What you need to do — Nothing but a number should be given: how many lines in the entries below include the string "MICR".

[Dataset rows describing interfaces]

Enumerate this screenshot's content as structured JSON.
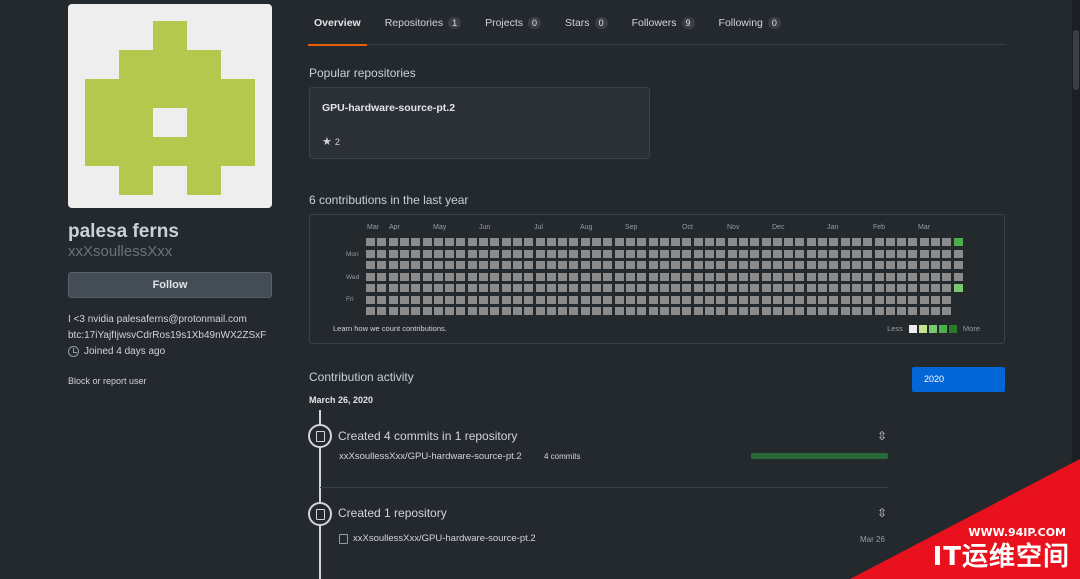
{
  "tabs": [
    {
      "label": "Overview",
      "count": null
    },
    {
      "label": "Repositories",
      "count": "1"
    },
    {
      "label": "Projects",
      "count": "0"
    },
    {
      "label": "Stars",
      "count": "0"
    },
    {
      "label": "Followers",
      "count": "9"
    },
    {
      "label": "Following",
      "count": "0"
    }
  ],
  "profile": {
    "name": "palesa ferns",
    "login": "xxXsoullessXxx",
    "follow_label": "Follow",
    "bio_line1": "I <3 nvidia palesaferns@protonmail.com",
    "bio_line2": "btc:17iYajfIjwsvCdrRos19s1Xb49nWX2ZSxF",
    "joined": "Joined 4 days ago",
    "block_label": "Block or report user"
  },
  "popular": {
    "title": "Popular repositories",
    "repo_name": "GPU-hardware-source-pt.2",
    "stars": "2"
  },
  "contributions": {
    "title": "6 contributions in the last year",
    "months": [
      "Mar",
      "Apr",
      "May",
      "Jun",
      "Jul",
      "Aug",
      "Sep",
      "Oct",
      "Nov",
      "Dec",
      "Jan",
      "Feb",
      "Mar"
    ],
    "days": [
      "Mon",
      "Wed",
      "Fri"
    ],
    "footer": "Learn how we count contributions.",
    "legend_less": "Less",
    "legend_more": "More",
    "legend_colors": [
      "#eeeeee",
      "#c6e48b",
      "#7bc96f",
      "#4cae4c",
      "#2d7a2d"
    ]
  },
  "activity": {
    "title": "Contribution activity",
    "year": "2020",
    "date": "March 26, 2020",
    "item1_title": "Created 4 commits in 1 repository",
    "item1_repo": "xxXsoullessXxx/GPU-hardware-source-pt.2",
    "item1_commits": "4 commits",
    "item2_title": "Created 1 repository",
    "item2_repo": "xxXsoullessXxx/GPU-hardware-source-pt.2",
    "item2_date": "Mar 26"
  },
  "watermark": {
    "url": "WWW.94IP.COM",
    "text": "IT运维空间"
  }
}
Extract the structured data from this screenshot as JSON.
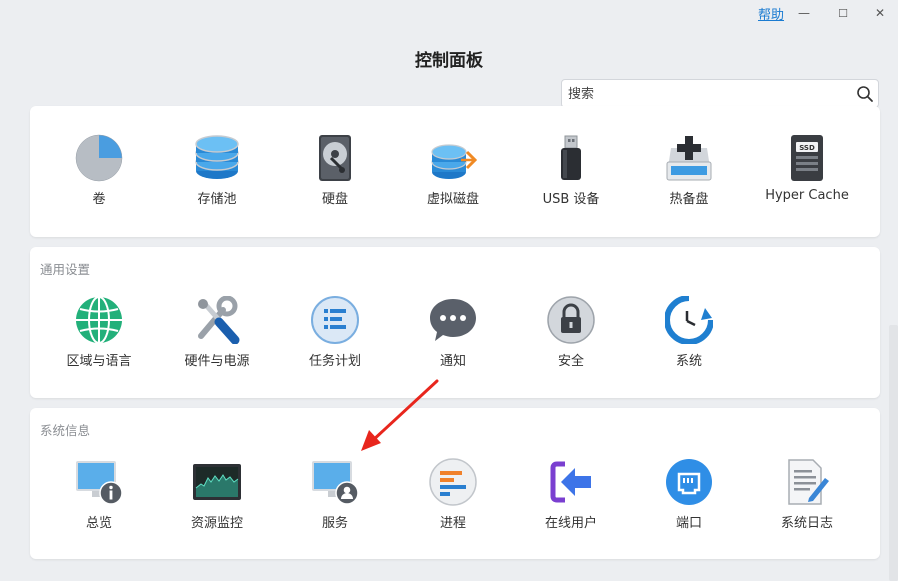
{
  "titlebar": {
    "help_label": "帮助",
    "minimize_glyph": "—",
    "maximize_glyph": "☐",
    "close_glyph": "✕"
  },
  "app_title": "控制面板",
  "search": {
    "placeholder": "搜索",
    "value": ""
  },
  "storage_panel": {
    "items": [
      {
        "label": "卷",
        "icon": "pie-chart-icon"
      },
      {
        "label": "存储池",
        "icon": "storage-pool-icon"
      },
      {
        "label": "硬盘",
        "icon": "hard-disk-icon"
      },
      {
        "label": "虚拟磁盘",
        "icon": "virtual-disk-icon"
      },
      {
        "label": "USB 设备",
        "icon": "usb-drive-icon"
      },
      {
        "label": "热备盘",
        "icon": "hot-spare-icon"
      },
      {
        "label": "Hyper Cache",
        "icon": "ssd-icon"
      }
    ]
  },
  "general_panel": {
    "title": "通用设置",
    "items": [
      {
        "label": "区域与语言",
        "icon": "globe-icon"
      },
      {
        "label": "硬件与电源",
        "icon": "tools-icon"
      },
      {
        "label": "任务计划",
        "icon": "task-list-icon"
      },
      {
        "label": "通知",
        "icon": "chat-bubble-icon"
      },
      {
        "label": "安全",
        "icon": "lock-icon"
      },
      {
        "label": "系统",
        "icon": "clock-refresh-icon"
      }
    ]
  },
  "sysinfo_panel": {
    "title": "系统信息",
    "items": [
      {
        "label": "总览",
        "icon": "monitor-info-icon"
      },
      {
        "label": "资源监控",
        "icon": "resource-monitor-icon"
      },
      {
        "label": "服务",
        "icon": "monitor-user-icon"
      },
      {
        "label": "进程",
        "icon": "process-list-icon"
      },
      {
        "label": "在线用户",
        "icon": "login-arrow-icon"
      },
      {
        "label": "端口",
        "icon": "network-port-icon"
      },
      {
        "label": "系统日志",
        "icon": "log-document-icon"
      }
    ]
  },
  "colors": {
    "accent": "#1a7bd1",
    "annotation_arrow": "#e8261d"
  }
}
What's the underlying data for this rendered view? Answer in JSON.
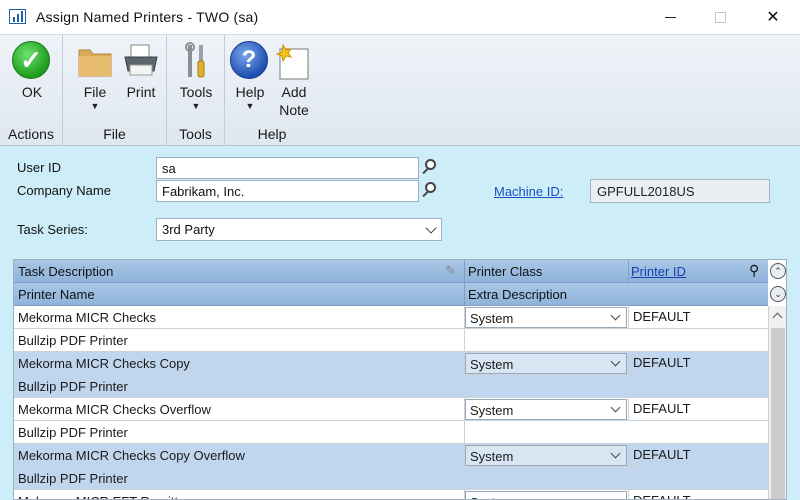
{
  "window": {
    "title": "Assign Named Printers  -  TWO (sa)",
    "minimize": "",
    "maximize": "",
    "close": "✕"
  },
  "ribbon": {
    "groups": [
      {
        "label": "Actions",
        "buttons": [
          {
            "label": "OK",
            "icon": "ok-checkmark-icon"
          }
        ]
      },
      {
        "label": "File",
        "buttons": [
          {
            "label": "File",
            "icon": "folder-icon",
            "has_dropdown": true
          },
          {
            "label": "Print",
            "icon": "printer-icon"
          }
        ]
      },
      {
        "label": "Tools",
        "buttons": [
          {
            "label": "Tools",
            "icon": "tools-icon",
            "has_dropdown": true
          }
        ]
      },
      {
        "label": "Help",
        "buttons": [
          {
            "label": "Help",
            "icon": "help-icon",
            "has_dropdown": true
          },
          {
            "label_line1": "Add",
            "label_line2": "Note",
            "icon": "add-note-icon"
          }
        ]
      }
    ]
  },
  "form": {
    "user_id_label": "User ID",
    "user_id_value": "sa",
    "company_label": "Company Name",
    "company_value": "Fabrikam, Inc.",
    "machine_id_label": "Machine ID:",
    "machine_id_value": "GPFULL2018US",
    "task_series_label": "Task Series:",
    "task_series_value": "3rd Party"
  },
  "grid": {
    "header1": {
      "task_description": "Task Description",
      "printer_class": "Printer Class",
      "printer_id": "Printer ID"
    },
    "header2": {
      "printer_name": "Printer Name",
      "extra_description": "Extra Description"
    },
    "rows": [
      {
        "text": "Mekorma MICR Checks",
        "class": "System",
        "printer_id": "DEFAULT",
        "alt": false,
        "kind": "task"
      },
      {
        "text": "Bullzip PDF Printer",
        "alt": false,
        "kind": "printer"
      },
      {
        "text": "Mekorma MICR Checks Copy",
        "class": "System",
        "printer_id": "DEFAULT",
        "alt": true,
        "kind": "task"
      },
      {
        "text": "Bullzip PDF Printer",
        "alt": true,
        "kind": "printer"
      },
      {
        "text": "Mekorma MICR Checks Overflow",
        "class": "System",
        "printer_id": "DEFAULT",
        "alt": false,
        "kind": "task"
      },
      {
        "text": "Bullzip PDF Printer",
        "alt": false,
        "kind": "printer"
      },
      {
        "text": "Mekorma MICR Checks Copy Overflow",
        "class": "System",
        "printer_id": "DEFAULT",
        "alt": true,
        "kind": "task"
      },
      {
        "text": "Bullzip PDF Printer",
        "alt": true,
        "kind": "printer"
      },
      {
        "text": "Mekorma MICR EFT Remittance",
        "class": "System",
        "printer_id": "DEFAULT",
        "alt": false,
        "kind": "task"
      }
    ]
  }
}
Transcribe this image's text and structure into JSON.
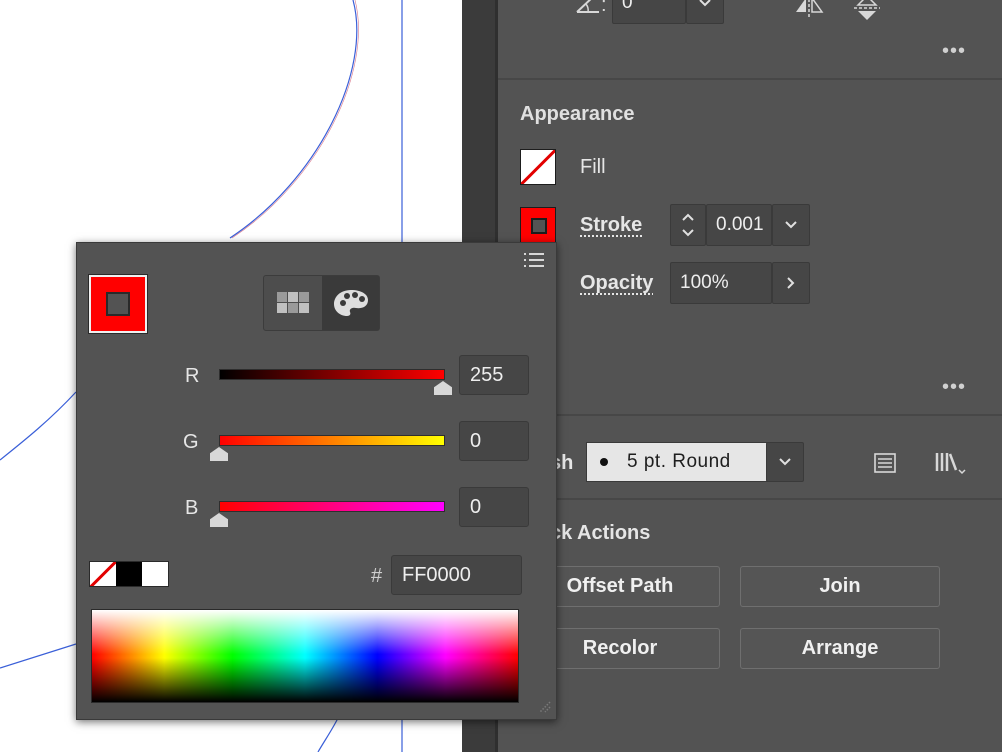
{
  "transform": {
    "angle_value": "0°"
  },
  "appearance": {
    "section_title": "Appearance",
    "fill_label": "Fill",
    "stroke_label": "Stroke",
    "stroke_value": "0.001",
    "opacity_label": "Opacity",
    "opacity_value": "100%"
  },
  "brush": {
    "label_partial": "sh",
    "value": "5 pt. Round"
  },
  "quick_actions": {
    "title_partial": "ck Actions",
    "buttons": [
      "Offset Path",
      "Join",
      "Recolor",
      "Arrange"
    ]
  },
  "color_picker": {
    "stroke_color": "#ff0000",
    "channels": [
      {
        "label": "R",
        "value": "255",
        "level": 1.0
      },
      {
        "label": "G",
        "value": "0",
        "level": 0.0
      },
      {
        "label": "B",
        "value": "0",
        "level": 0.0
      }
    ],
    "hex_label": "#",
    "hex_value": "FF0000"
  },
  "icons": [
    "angle-icon",
    "chevron-down-icon",
    "flip-horizontal-icon",
    "flip-vertical-icon",
    "more-icon",
    "menu-icon",
    "swatches-icon",
    "palette-icon",
    "brush-panel-icon",
    "brush-library-icon",
    "stepper-icon",
    "chevron-right-icon"
  ]
}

Written answer — 5